The Johns Hopkins Gazette: January 18, 2000
January 18, 2000
VOL. 29, NO. 18


Needle Injuries Cut Significantly By Safety Education Program

Johns Hopkins Gazette Online Edition

Every year, between 800,000 and 1 million health-care workers in the United States are injured by needles and other sharp medical implements, or sharps. Exposure to contaminated sharps puts workers at risk for contracting such blood-borne diseases as HIV and hepatitis B and C. In a recent study, a team of researchers found that introducing a comprehensive safety and education program at a community hospital led to a significant and sustained decrease in the overall injury rate of its personnel. The study appeared in the December issue of Infection Control and Hospital Epidemiology, published by the Vanderbilt University School of Medicine.

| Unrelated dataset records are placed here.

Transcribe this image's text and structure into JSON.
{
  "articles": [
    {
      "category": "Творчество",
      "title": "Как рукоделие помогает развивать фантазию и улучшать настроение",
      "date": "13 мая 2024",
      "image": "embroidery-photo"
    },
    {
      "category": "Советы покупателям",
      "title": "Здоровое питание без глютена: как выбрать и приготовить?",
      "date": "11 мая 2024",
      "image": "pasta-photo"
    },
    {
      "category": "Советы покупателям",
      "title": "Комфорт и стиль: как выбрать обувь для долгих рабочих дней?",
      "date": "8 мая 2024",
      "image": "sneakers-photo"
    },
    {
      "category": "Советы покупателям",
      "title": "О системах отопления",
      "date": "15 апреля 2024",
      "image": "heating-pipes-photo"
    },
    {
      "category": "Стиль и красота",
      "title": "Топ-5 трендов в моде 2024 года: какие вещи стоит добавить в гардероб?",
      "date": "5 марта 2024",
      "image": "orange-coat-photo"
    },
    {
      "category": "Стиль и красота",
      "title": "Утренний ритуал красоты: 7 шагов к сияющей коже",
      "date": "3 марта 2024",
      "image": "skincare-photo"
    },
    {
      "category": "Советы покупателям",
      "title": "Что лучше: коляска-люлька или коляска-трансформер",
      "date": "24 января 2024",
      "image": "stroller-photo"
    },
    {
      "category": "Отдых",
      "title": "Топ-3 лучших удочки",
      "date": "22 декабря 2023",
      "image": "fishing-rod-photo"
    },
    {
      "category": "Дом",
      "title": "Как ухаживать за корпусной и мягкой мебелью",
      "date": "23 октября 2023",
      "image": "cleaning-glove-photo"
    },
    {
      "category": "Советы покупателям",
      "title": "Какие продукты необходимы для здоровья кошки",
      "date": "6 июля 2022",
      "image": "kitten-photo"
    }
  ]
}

According to lead author Robyn R.M. Gershon, associate scientist, Environmental Health Sciences, School of Public Health, "A multifaceted approach incorporating training as well as safety devices such as anti-needlestick devices was found to be beneficial in reducing the overall number of injuries from sharps. The training component is extremely important, since it sends a message to employees that management is serious about their safety and health. Importantly, health-care workers are more likely to adopt safe work practices if they perceive a strong organizational commitment to safety."

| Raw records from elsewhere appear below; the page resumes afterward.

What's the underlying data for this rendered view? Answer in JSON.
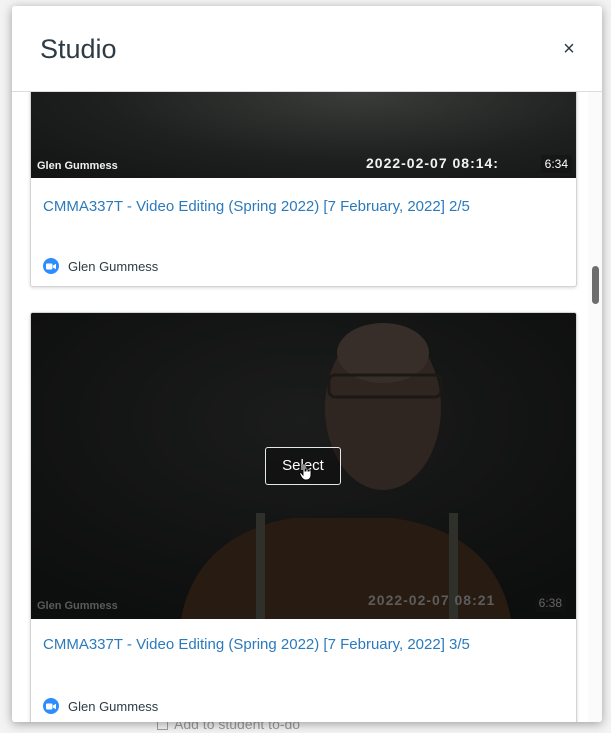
{
  "modal": {
    "title": "Studio",
    "close_label": "×"
  },
  "videos": [
    {
      "title": "CMMA337T - Video Editing (Spring 2022) [7 February, 2022] 2/5",
      "author": "Glen Gummess",
      "overlay_name": "Glen Gummess",
      "overlay_date": "2022-02-07 08:14:",
      "duration": "6:34"
    },
    {
      "title": "CMMA337T - Video Editing (Spring 2022) [7 February, 2022] 3/5",
      "author": "Glen Gummess",
      "overlay_name": "Glen Gummess",
      "overlay_date": "2022-02-07 08:21",
      "duration": "6:38",
      "select_label": "Select"
    }
  ],
  "background": {
    "todo_label": "Add to student to-do"
  },
  "colors": {
    "link": "#2b7abc",
    "zoom_blue": "#2d8cff",
    "text": "#2d3b45"
  }
}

Injury data were collected over a nine-year period, from 1990 to 1998, at a mid-sized, acute-care community hospital. In 1991, the hospital's senior administrators created an Anti-Needlestick and Sharps Injuries Task Force to develop and implement a comprehensive intervention program. The program included the introduction of a needleless intravenous catheter and a new comprehensive sharps disposal system, along with extensive safety training for all hospital employees. All workers experiencing sharps injuries were asked to complete a detailed exposure questionnaire as soon as possible following an incident.

The researchers evaluated the program's effectiveness by analyzing the pre- and post-intervention sharps injury rates and found that, following implementation of the intervention program, the overall rate of sharps injuries decreased by 70 percent from 1990 to 1998. Data were obtained on a total of 633 injuries for an average population of 2,300 employees. Injuries were most frequently reported by registered nurses and licensed practical nurses--the single largest occupational group at risk--followed by technicians and support staff.

For health-care workers, the risk of contracting HIV through a contaminated needle has been estimated at 0.3 to 0.4 percent; hepatitis B, at 10 to 35 percent; and hepatitis C, at 1.2 to 10 percent.